3
$\begingroup$

Simple question. When are we allowed to exchange limits and integrals? I'm talking about situations like $$\lim_{\varepsilon\to0^+} \int_{-\infty}^\infty dk f(k,\varepsilon) \overset{?}{=} \int_{-\infty}^\infty dk\lim_{\varepsilon\to0^+} f(k,\varepsilon).$$ Everyone refers to either dominated convergence theorem or monotone convergence theorem but I'm not sure if I understand how exactly one should go about applying it. Both theorems are about sequences and I don't see how that relates to integration in practice. Help a physicist out :)

$\endgroup$
5
$\begingroup$

The statement of the dominated convergence theorem (DCT) is as follows:

"Discrete" DCT. Suppose $\{f_n\}_{n=1}^\infty$ is a sequence of (measurable) functions such that $|f_n| \le g$ for some integrable function $g$ and all $n$, and $\lim_{n\to\infty}f_n = f$ pointwise almost everywhere. Then, $f$ is an integrable function and $\int |f-f_n| \to 0$. In particular, $\lim_{n\to\infty}\int f_n = \int f$ (by the triangle inequality). This can be written as $$ \lim_{n\to\infty}\int f_n = \int \lim_{n\to\infty} f_n.$$

(The statement and conclusion of the monotone convergence theorem are similar, but it has a somewhat different set of hypotheses.)

As you note, the statements of these theorems involve sequences of functions, i.e., a $1$-discrete-parameter family of functions $\{f_n\}_{n=1}^\infty$. To apply these theorems to a $1$-continuous-parameter family of functions, say $\{f_\epsilon\}_{0<\epsilon<\epsilon_0}$, one typically uses a characterization of limits involving a continuous parameter in terms of sequences:

Proposition.
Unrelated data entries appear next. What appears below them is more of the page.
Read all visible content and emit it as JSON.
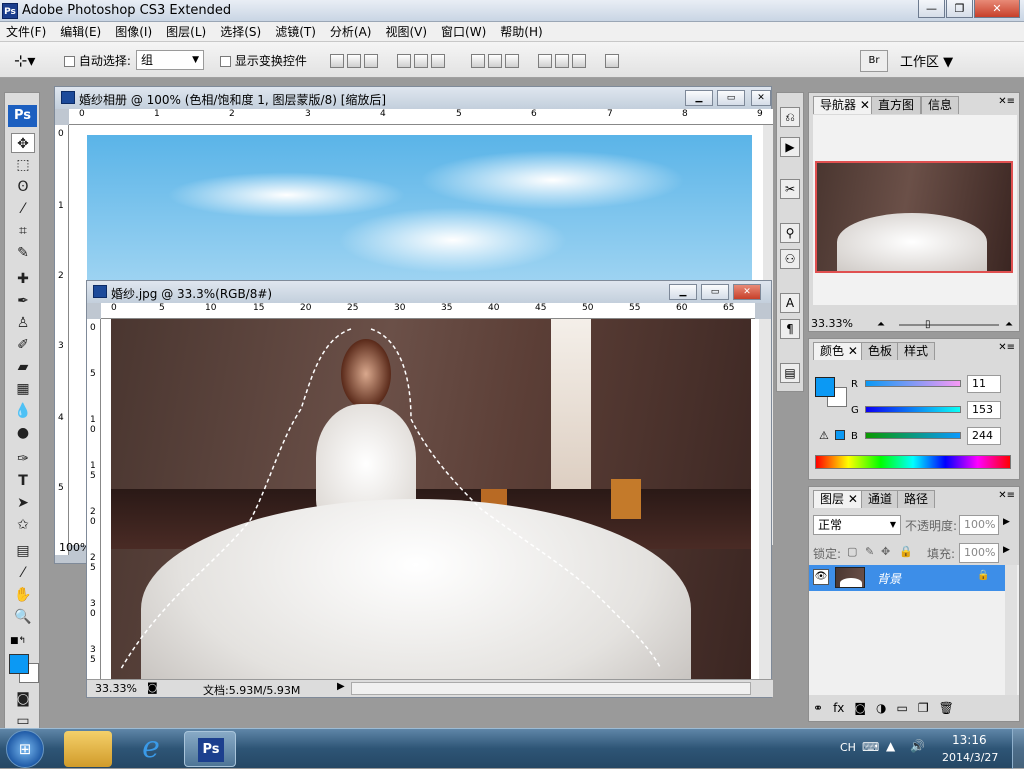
{
  "app": {
    "title": "Adobe Photoshop CS3 Extended",
    "icon": "Ps"
  },
  "window_controls": {
    "minimize": "—",
    "restore": "❐",
    "close": "✕"
  },
  "menu": [
    "文件(F)",
    "编辑(E)",
    "图像(I)",
    "图层(L)",
    "选择(S)",
    "滤镜(T)",
    "分析(A)",
    "视图(V)",
    "窗口(W)",
    "帮助(H)"
  ],
  "options": {
    "auto_select_label": "自动选择:",
    "auto_select_value": "组",
    "show_transform_label": "显示变换控件",
    "workspace_label": "工作区"
  },
  "doc_back": {
    "title": "婚纱相册 @ 100% (色相/饱和度 1, 图层蒙版/8) [缩放后]",
    "ruler_h": [
      "0",
      "1",
      "2",
      "3",
      "4",
      "5",
      "6",
      "7",
      "8",
      "9"
    ],
    "ruler_v": [
      "0",
      "1",
      "2",
      "3",
      "4",
      "5"
    ],
    "zoom": "100%"
  },
  "doc_front": {
    "title": "婚纱.jpg @ 33.3%(RGB/8#)",
    "ruler_h": [
      "0",
      "5",
      "10",
      "15",
      "20",
      "25",
      "30",
      "35",
      "40",
      "45",
      "50",
      "55",
      "60",
      "65"
    ],
    "ruler_v": [
      "0",
      "5",
      "1 0",
      "1 5",
      "2 0",
      "2 5",
      "3 0",
      "3 5"
    ],
    "zoom": "33.33%",
    "doc_size": "文档:5.93M/5.93M"
  },
  "navigator": {
    "tabs": [
      "导航器",
      "直方图",
      "信息"
    ],
    "zoom": "33.33%"
  },
  "color": {
    "tabs": [
      "颜色",
      "色板",
      "样式"
    ],
    "channels": [
      {
        "label": "R",
        "value": "11"
      },
      {
        "label": "G",
        "value": "153"
      },
      {
        "label": "B",
        "value": "244"
      }
    ],
    "fg_color": "#0b99f4",
    "bg_color": "#ffffff"
  },
  "layers": {
    "tabs": [
      "图层",
      "通道",
      "路径"
    ],
    "blend_mode": "正常",
    "opacity_label": "不透明度:",
    "opacity_value": "100%",
    "lock_label": "锁定:",
    "fill_label": "填充:",
    "fill_value": "100%",
    "items": [
      {
        "name": "背景",
        "selected": true,
        "locked": true
      }
    ]
  },
  "taskbar": {
    "time": "13:16",
    "date": "2014/3/27",
    "lang": "CH"
  }
}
If $f$ is a function, then $$\lim_{\epsilon\to0^+}f(\epsilon) = L \iff \lim_{n\to\infty}f(a_n) = L\quad \text{for $\mathbf{all}$ sequences $a_n\to 0^+$.}$$

With this characterization, we can formulate a version of the dominated convergence theorem involving continuous-parameter families of functions (note that I use quotations to title these versions of the DCT because these names are not standard as far as I know):

"Continuous" DCT. Suppose $\{f_\epsilon\}_{0<\epsilon<\epsilon_0}$ is a $1$-continuous-parameter family of (measurable) functions such that $|f_\epsilon| \le g$ for some integrable function $g$ and all $0<\epsilon<\epsilon_0$, and $\lim_{\epsilon\to0^+}f_\epsilon=f$ pointwise almost everywhere. Then, $f$ is an integrable function and $\lim_{\epsilon\to 0^+}\int f_\epsilon = \int f$. This can be written as $$ \lim_{\epsilon\to0^+}\int f_\epsilon = \int \lim_{\epsilon\to0^+} f_\epsilon.$$

The way we use the continuous DCT in practice is by picking an arbitrary sequence $\pmb{a_n\to 0^+}$ and showing that the hypotheses of the "discrete" DCT are satisfied for this arbitrary sequence $a_n$, using only the assumption that $a_n\to 0^+$ and properties of the family $\{f_\epsilon\}$ that are known to us.

$\endgroup$
  • $\begingroup$ Let's see if I understood this correctly, using the more specific problem I mentioned in the question. First, I find some integrable function $g$ s.t. $|f(k,\varepsilon)| \leq g(k), \forall k \in\mathbb{R}$ and all $\varepsilon$ between $0$ and some positive $\varepsilon_0$. Then I check if $f(k,\varepsilon) \to f(k,0)$ for all $k$ except perhaps on a set of measure zero. If it does, I can exchange the limit and the integral. If not, I can't. Did I get everything right? $\endgroup$ – PhysSE is Cancer Mar 30 at 23:45
  • $\begingroup$ @IvanV.: Yes, that's correct! $\endgroup$ – Alex Ortiz Mar 31 at 0:23
  • $\begingroup$ Alright, thank you, much appreciated! $\endgroup$ – PhysSE is Cancer Mar 31 at 2:00
4
$\begingroup$

Let's look at it in a sample case. We want to prove by DCT that $$\lim_{\varepsilon\to0^+} \int_0^\infty e^{-y/\varepsilon}\,dy=0$$

This is the case if and only if for all sequences $\varepsilon_n\to 0^+$ it holds $$\lim_{n\to\infty}\int_0^\infty e^{-y/\varepsilon_n}\,dy=0$$

And now you can use DCT on each of these sequences. Of course, the limiting function will always be the zero function and you may consider the dominating function $e^{-x}$.

$\endgroup$

Your Answer

By clicking “Post Your Answer”, you agree to our terms of service, privacy policy and cookie policy

Not the answer you're looking for? Browse other questions tagged or ask your own question.